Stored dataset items
▼

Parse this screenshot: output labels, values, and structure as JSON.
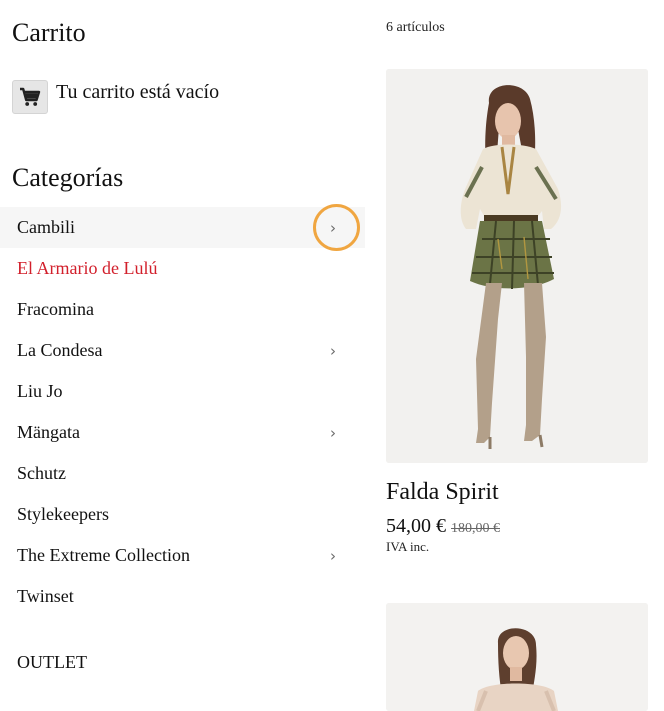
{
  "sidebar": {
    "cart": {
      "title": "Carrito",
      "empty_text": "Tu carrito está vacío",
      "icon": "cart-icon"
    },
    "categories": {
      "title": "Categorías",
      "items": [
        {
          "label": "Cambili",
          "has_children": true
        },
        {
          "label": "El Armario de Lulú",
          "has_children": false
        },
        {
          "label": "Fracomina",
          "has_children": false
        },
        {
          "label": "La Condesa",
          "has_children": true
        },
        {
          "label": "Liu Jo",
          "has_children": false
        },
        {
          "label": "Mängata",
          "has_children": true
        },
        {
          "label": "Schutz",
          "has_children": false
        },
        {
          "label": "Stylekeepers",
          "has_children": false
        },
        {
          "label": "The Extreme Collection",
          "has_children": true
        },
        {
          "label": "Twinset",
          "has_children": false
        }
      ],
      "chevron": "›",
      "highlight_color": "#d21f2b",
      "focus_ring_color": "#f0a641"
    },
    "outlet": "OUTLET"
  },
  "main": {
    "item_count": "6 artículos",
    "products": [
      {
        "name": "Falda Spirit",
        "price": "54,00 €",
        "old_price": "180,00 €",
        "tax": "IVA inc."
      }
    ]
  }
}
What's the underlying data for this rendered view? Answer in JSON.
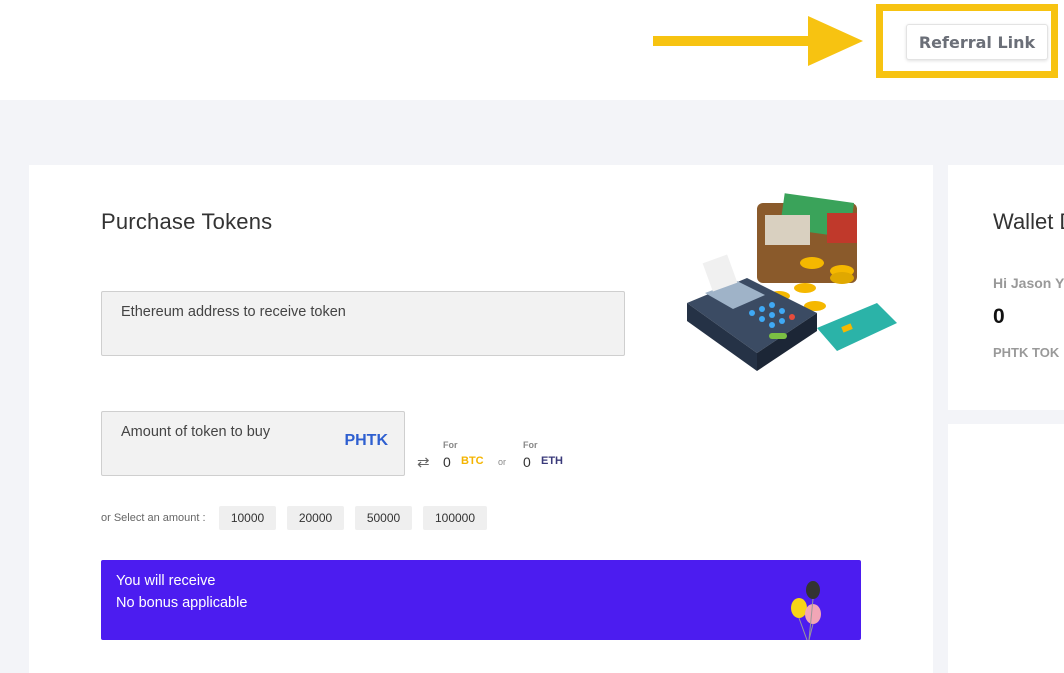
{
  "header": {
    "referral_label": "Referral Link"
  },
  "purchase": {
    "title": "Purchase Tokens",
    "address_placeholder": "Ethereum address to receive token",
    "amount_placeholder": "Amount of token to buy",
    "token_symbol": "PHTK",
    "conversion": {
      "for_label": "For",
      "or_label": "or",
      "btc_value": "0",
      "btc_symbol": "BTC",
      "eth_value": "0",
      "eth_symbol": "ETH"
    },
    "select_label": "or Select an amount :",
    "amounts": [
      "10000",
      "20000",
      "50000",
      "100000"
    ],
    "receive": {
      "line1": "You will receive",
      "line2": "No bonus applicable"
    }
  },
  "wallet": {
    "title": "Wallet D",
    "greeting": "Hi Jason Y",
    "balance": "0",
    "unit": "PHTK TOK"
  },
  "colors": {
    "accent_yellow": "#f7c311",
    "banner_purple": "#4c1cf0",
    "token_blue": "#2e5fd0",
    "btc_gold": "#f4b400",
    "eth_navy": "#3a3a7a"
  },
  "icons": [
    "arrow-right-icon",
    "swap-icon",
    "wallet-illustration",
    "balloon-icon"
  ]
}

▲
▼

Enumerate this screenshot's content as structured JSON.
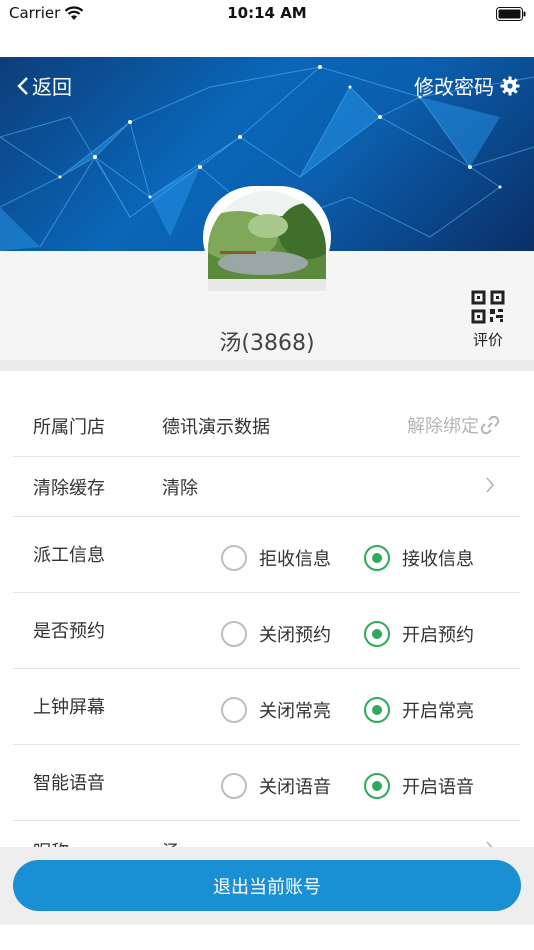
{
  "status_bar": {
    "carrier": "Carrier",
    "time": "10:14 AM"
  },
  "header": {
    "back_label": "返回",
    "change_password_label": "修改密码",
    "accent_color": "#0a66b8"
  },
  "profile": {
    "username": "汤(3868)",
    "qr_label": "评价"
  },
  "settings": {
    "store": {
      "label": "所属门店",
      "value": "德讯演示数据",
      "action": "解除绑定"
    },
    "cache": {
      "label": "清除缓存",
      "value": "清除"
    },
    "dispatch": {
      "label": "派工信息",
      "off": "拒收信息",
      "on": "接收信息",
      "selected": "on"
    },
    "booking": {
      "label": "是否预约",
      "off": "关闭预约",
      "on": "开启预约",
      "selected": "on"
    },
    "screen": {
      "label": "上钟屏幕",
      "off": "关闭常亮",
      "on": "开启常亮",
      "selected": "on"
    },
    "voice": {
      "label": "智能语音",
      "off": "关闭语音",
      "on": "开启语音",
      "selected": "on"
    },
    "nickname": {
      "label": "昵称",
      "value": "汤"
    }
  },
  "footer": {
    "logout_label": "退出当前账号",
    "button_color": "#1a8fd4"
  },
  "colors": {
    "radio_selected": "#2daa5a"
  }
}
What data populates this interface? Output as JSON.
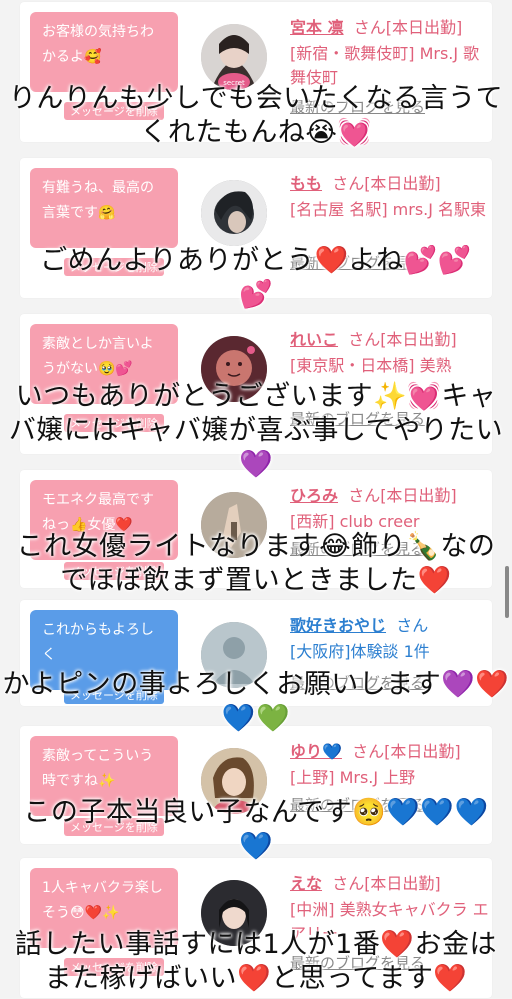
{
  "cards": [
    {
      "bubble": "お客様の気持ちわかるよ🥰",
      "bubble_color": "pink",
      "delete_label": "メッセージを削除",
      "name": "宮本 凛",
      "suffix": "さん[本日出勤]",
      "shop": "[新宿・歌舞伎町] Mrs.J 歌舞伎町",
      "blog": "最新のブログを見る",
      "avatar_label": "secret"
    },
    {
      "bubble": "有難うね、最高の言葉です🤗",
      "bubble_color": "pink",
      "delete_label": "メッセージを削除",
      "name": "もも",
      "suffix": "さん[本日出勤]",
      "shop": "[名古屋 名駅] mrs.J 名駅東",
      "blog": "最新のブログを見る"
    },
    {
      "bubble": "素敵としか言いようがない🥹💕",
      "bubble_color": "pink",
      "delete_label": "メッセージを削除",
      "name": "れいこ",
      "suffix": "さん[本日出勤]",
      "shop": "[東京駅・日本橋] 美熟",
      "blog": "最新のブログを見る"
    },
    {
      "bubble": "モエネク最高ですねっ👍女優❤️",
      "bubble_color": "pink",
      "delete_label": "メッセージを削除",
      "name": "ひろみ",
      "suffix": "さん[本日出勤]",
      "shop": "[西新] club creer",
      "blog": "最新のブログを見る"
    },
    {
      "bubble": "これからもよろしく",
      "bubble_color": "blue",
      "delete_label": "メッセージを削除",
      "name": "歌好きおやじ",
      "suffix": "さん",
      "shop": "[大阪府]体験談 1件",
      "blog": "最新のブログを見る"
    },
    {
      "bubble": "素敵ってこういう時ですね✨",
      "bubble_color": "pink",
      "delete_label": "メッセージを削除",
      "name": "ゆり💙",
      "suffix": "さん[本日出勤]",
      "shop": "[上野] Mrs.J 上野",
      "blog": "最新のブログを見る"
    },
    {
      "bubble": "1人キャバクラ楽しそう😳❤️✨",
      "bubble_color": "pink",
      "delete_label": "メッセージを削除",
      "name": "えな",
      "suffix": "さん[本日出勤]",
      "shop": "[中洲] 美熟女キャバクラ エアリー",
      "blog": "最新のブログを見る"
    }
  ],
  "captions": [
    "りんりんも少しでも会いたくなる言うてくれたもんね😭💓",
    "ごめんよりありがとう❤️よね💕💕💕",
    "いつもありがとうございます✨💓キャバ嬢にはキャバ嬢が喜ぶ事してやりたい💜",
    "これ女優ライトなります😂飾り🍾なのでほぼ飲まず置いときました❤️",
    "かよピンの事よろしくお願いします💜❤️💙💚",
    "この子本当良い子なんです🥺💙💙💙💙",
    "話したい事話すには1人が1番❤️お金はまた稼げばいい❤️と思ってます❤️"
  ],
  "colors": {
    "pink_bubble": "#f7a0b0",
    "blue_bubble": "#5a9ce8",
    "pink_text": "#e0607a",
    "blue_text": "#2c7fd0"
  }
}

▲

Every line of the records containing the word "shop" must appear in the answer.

      "shop": "[新宿・歌舞伎町] Mrs.J 歌舞伎町",
      "shop": "[名古屋 名駅] mrs.J 名駅東",
      "shop": "[東京駅・日本橋] 美熟",
      "shop": "[西新] club creer",
      "shop": "[大阪府]体験談 1件",
      "shop": "[上野] Mrs.J 上野",
      "shop": "[中洲] 美熟女キャバクラ エアリー",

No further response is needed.